> _What the task requires_:
Please copy every line from the records below that contains the string "this".

> _Dataset_:
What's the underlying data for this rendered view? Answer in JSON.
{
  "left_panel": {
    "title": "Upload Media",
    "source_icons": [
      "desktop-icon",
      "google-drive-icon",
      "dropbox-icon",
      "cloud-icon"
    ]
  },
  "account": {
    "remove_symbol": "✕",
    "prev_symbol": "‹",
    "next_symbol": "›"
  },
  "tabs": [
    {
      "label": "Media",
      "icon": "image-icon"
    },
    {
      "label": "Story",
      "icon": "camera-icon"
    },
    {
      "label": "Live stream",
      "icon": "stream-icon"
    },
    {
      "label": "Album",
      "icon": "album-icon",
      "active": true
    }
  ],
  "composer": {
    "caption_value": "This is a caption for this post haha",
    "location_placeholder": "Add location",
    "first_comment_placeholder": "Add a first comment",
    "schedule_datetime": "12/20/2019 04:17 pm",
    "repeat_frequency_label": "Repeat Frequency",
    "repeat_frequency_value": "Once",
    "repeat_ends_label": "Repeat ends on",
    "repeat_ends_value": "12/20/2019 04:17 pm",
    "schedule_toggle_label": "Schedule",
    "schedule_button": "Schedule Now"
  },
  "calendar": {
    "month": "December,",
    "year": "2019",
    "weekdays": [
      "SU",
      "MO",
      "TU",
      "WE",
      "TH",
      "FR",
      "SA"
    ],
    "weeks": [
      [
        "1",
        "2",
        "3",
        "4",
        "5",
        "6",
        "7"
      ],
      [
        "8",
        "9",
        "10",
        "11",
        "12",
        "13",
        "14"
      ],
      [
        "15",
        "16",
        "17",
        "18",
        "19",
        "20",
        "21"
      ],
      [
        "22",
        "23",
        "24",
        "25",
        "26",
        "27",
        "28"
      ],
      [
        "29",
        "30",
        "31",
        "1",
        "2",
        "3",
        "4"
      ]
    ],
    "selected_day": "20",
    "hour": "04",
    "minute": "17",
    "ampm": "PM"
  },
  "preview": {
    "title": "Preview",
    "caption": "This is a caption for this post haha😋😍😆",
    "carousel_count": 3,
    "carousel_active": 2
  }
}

> _Answer section_:
What's the underlying data for this rendered view? Answer in JSON.
    "caption_value": "This is a caption for this post haha",
    "caption": "This is a caption for this post haha😋😍😆",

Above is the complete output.